RECORDS.
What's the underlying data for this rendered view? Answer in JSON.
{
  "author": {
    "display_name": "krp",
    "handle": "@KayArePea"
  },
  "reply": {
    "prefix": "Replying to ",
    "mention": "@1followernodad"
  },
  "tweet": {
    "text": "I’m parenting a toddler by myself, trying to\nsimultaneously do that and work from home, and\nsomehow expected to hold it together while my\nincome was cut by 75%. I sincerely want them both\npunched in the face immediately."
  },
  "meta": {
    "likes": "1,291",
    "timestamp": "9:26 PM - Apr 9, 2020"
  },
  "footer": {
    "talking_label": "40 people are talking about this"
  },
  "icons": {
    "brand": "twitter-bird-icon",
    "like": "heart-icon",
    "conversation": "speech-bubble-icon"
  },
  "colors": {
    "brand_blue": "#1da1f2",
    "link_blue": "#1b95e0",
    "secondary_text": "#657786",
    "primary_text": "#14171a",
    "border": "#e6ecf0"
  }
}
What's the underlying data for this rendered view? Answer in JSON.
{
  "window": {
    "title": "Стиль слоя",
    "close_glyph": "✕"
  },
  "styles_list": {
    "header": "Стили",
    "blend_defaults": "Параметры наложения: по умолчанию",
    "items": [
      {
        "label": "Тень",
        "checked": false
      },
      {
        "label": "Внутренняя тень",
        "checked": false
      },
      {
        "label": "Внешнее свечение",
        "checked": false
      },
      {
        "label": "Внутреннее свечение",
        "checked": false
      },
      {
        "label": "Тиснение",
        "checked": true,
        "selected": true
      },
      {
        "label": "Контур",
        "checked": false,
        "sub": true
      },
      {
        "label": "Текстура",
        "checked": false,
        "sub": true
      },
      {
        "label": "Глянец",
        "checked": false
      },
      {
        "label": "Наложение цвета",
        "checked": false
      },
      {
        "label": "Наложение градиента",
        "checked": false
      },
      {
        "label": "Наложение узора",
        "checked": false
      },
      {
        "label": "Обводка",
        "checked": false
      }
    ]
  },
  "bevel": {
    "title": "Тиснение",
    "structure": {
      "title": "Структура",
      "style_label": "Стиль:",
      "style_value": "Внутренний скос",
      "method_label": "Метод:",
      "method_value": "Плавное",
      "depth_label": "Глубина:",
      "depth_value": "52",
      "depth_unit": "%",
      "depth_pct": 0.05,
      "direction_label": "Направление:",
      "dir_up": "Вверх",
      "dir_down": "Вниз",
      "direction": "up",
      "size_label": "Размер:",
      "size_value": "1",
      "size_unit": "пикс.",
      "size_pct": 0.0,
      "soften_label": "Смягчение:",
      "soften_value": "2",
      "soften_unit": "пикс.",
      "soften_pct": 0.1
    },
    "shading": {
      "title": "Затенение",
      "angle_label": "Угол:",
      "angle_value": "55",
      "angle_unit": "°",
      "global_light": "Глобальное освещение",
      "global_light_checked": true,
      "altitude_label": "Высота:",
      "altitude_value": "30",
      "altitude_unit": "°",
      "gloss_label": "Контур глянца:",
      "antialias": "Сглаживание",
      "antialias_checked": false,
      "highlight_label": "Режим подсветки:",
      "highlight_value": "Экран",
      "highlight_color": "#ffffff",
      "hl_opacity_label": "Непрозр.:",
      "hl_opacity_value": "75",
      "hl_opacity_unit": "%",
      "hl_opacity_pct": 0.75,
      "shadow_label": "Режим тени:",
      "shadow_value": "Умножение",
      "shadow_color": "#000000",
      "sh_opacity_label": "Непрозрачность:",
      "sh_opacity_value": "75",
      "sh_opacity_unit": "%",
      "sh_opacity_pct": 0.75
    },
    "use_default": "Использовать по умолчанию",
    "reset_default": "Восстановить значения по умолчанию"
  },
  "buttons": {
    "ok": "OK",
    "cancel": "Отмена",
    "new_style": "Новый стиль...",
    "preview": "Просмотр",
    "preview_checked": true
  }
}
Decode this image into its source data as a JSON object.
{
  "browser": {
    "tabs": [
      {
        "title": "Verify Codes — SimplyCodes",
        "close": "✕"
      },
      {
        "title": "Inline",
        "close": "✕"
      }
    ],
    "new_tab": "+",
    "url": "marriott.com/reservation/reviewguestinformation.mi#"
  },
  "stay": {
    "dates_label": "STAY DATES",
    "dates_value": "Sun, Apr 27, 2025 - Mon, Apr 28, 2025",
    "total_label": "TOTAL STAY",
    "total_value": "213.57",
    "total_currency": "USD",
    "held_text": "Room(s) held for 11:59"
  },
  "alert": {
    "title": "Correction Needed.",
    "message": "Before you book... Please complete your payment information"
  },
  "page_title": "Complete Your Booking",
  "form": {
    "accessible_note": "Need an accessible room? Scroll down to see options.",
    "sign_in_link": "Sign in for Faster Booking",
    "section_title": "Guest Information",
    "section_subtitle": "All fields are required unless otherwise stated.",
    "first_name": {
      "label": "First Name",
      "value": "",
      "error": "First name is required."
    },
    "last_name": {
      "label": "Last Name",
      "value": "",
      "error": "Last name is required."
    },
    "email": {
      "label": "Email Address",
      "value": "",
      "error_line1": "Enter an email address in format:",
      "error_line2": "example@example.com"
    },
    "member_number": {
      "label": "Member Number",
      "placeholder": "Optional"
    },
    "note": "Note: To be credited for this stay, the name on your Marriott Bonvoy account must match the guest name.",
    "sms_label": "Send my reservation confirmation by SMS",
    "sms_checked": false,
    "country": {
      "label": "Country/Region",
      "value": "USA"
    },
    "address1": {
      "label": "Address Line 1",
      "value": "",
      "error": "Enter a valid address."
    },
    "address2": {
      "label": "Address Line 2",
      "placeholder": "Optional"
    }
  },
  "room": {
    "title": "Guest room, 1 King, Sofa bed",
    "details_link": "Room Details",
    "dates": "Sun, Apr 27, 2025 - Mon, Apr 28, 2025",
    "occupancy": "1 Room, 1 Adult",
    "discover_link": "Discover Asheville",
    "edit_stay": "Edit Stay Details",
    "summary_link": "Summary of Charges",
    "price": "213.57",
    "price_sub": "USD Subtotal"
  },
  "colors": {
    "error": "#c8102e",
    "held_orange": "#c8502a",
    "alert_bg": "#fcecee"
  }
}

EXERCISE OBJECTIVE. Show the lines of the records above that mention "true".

WRITTEN RESPONSE.
        "checked": true,
        "selected": true
        "sub": true
        "sub": true
      "global_light_checked": true,
    "preview_checked": true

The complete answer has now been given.